• 1 International Medical University


A review of the literature indicates that food scientists and health authorities in several countries, especially member countries of the European Union, are still very concerned about the potential health hazards of oxidized products and lipid polymers formed in repeatedly-used deep frying oils. During the frying process at temperatures of 170° – 200°C, steam formed from moisture in the food being fried help volatile products rise to the surface of the frying medium and into the kitchen atmosphere, imparting a mixture of fried-flavours and off-flavours. The non-volatile compounds formed, however, gradually build up in the oil as it is being repeatedly-used for food frying operations. These non-volatiles, primarily “polar compounds” (PC) and to a lesser extent lipid polymers, get absorbed into fried foods and eventually end up in our body system. Available local data suggests that deep-frying oil samples obtained from food hawkers and those produced under simulated deep-frying conditions in the laboratory, are generally safe as they contain PC within safe limits and rarely exceed the upper limit (UL) of 25%. This contrasts with the situation in some European countries where a very high proportion of frying oil samples collected from fast-food restaurants were reported to contain PC exceeding this UL. Appropriately, promotion of Hazard Analysis and Critical Control Points (HACCP) certification and gazetting of food regulations to limit the PC content in frying oils have been introduced in these countries to protect the health of consumers.
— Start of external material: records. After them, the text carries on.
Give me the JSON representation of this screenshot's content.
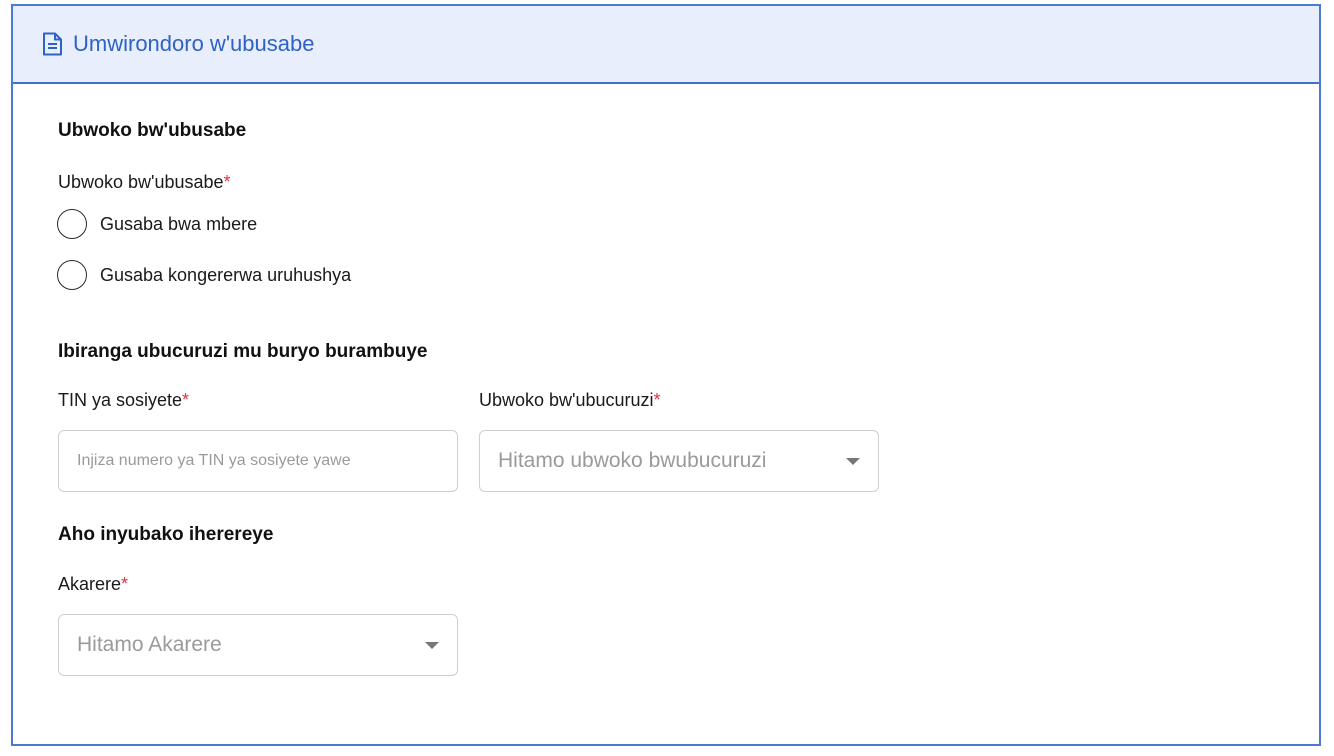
{
  "header": {
    "icon": "document-icon",
    "title": "Umwirondoro w'ubusabe",
    "accent_color": "#2e62c4",
    "background_color": "#e8eefb"
  },
  "section_request_type": {
    "title": "Ubwoko bw'ubusabe",
    "field_label": "Ubwoko bw'ubusabe",
    "required_mark": "*",
    "options": [
      {
        "label": "Gusaba bwa mbere",
        "selected": false
      },
      {
        "label": "Gusaba kongererwa uruhushya",
        "selected": false
      }
    ]
  },
  "section_business": {
    "title": "Ibiranga ubucuruzi mu buryo burambuye",
    "tin_label": "TIN ya sosiyete",
    "tin_required_mark": "*",
    "tin_placeholder": "Injiza numero ya TIN ya sosiyete yawe",
    "type_label": "Ubwoko bw'ubucuruzi",
    "type_required_mark": "*",
    "type_placeholder": "Hitamo ubwoko bwubucuruzi"
  },
  "section_location": {
    "title": "Aho inyubako iherereye",
    "district_label": "Akarere",
    "district_required_mark": "*",
    "district_placeholder": "Hitamo Akarere"
  },
  "colors": {
    "required": "#e0323e",
    "border": "#4a7bd0",
    "placeholder": "#9a9a9a"
  }
}
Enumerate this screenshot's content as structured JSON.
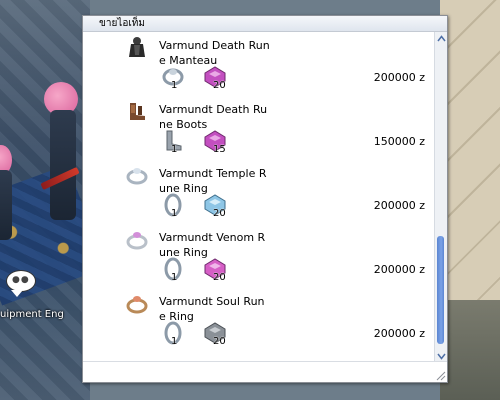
{
  "window": {
    "title": "ขายไอเท็ม"
  },
  "items": [
    {
      "name": "Varmund Death Rune Manteau",
      "price": "200000 z",
      "icon": "manteau-icon",
      "materials": [
        {
          "icon": "ring-material-icon",
          "count": "1"
        },
        {
          "icon": "gem-material-icon",
          "count": "20"
        }
      ]
    },
    {
      "name": "Varmundt Death Rune Boots",
      "price": "150000 z",
      "icon": "boots-icon",
      "materials": [
        {
          "icon": "boots-material-icon",
          "count": "1"
        },
        {
          "icon": "gem-material-icon",
          "count": "15"
        }
      ]
    },
    {
      "name": "Varmundt Temple Rune Ring",
      "price": "200000 z",
      "icon": "ring-icon",
      "materials": [
        {
          "icon": "ring-material-icon",
          "count": "1"
        },
        {
          "icon": "gem-material-icon",
          "count": "20"
        }
      ]
    },
    {
      "name": "Varmundt Venom Rune Ring",
      "price": "200000 z",
      "icon": "ring-icon",
      "materials": [
        {
          "icon": "ring-material-icon",
          "count": "1"
        },
        {
          "icon": "gem-material-icon",
          "count": "20"
        }
      ]
    },
    {
      "name": "Varmundt Soul Rune Ring",
      "price": "200000 z",
      "icon": "ring-icon",
      "materials": [
        {
          "icon": "ring-material-icon",
          "count": "1"
        },
        {
          "icon": "gem-material-icon",
          "count": "20"
        }
      ]
    }
  ],
  "background": {
    "npc_label": "uipment Eng"
  },
  "colors": {
    "scroll_thumb": "#6a94dc",
    "gem_pink": "#c34fc0",
    "gem_blue": "#8ec6e6",
    "gem_gray": "#8a9097"
  }
}
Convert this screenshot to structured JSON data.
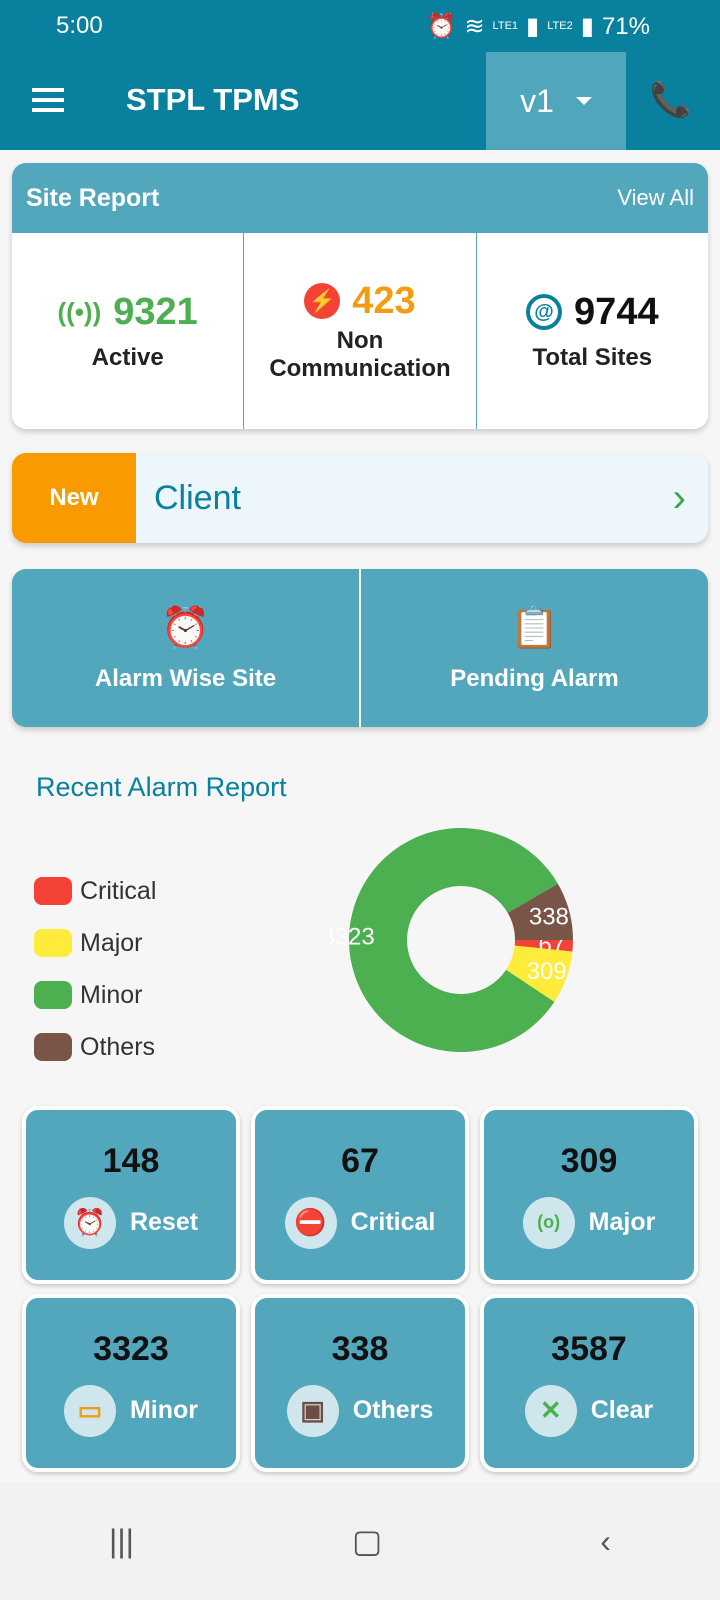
{
  "status_bar": {
    "time": "5:00",
    "battery": "71%",
    "sim1": "LTE1",
    "sim2": "LTE2"
  },
  "app_bar": {
    "title": "STPL TPMS",
    "version": "v1"
  },
  "site_report": {
    "title": "Site Report",
    "view_all": "View All",
    "active": {
      "value": "9321",
      "label": "Active",
      "color": "#4caf50"
    },
    "non_comm": {
      "value": "423",
      "label": "Non Communication",
      "color": "#f39c12"
    },
    "total": {
      "value": "9744",
      "label": "Total Sites",
      "color": "#111111"
    }
  },
  "client": {
    "badge": "New",
    "label": "Client"
  },
  "actions": {
    "alarm_wise": "Alarm Wise Site",
    "pending": "Pending Alarm"
  },
  "recent": {
    "title": "Recent Alarm Report"
  },
  "chart_data": {
    "type": "pie",
    "donut": true,
    "categories": [
      "Critical",
      "Major",
      "Minor",
      "Others"
    ],
    "values": [
      67,
      309,
      3323,
      338
    ],
    "colors": [
      "#f44336",
      "#ffeb3b",
      "#4caf50",
      "#795548"
    ],
    "legend": "left"
  },
  "tiles": [
    {
      "value": "148",
      "label": "Reset",
      "icon": "alarm-clock-icon"
    },
    {
      "value": "67",
      "label": "Critical",
      "icon": "error-octagon-icon"
    },
    {
      "value": "309",
      "label": "Major",
      "icon": "signal-box-icon"
    },
    {
      "value": "3323",
      "label": "Minor",
      "icon": "monitor-icon"
    },
    {
      "value": "338",
      "label": "Others",
      "icon": "devices-icon"
    },
    {
      "value": "3587",
      "label": "Clear",
      "icon": "close-icon"
    }
  ]
}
Meanwhile, simple gadgets/test kits are available commercially to monitor the quality of the frying oil. This would greatly assist kitchen supervisors at restaurants and franchised friedfood outlets to know when best to change a batch of frying oil before the ULs of frying oil quality are breached.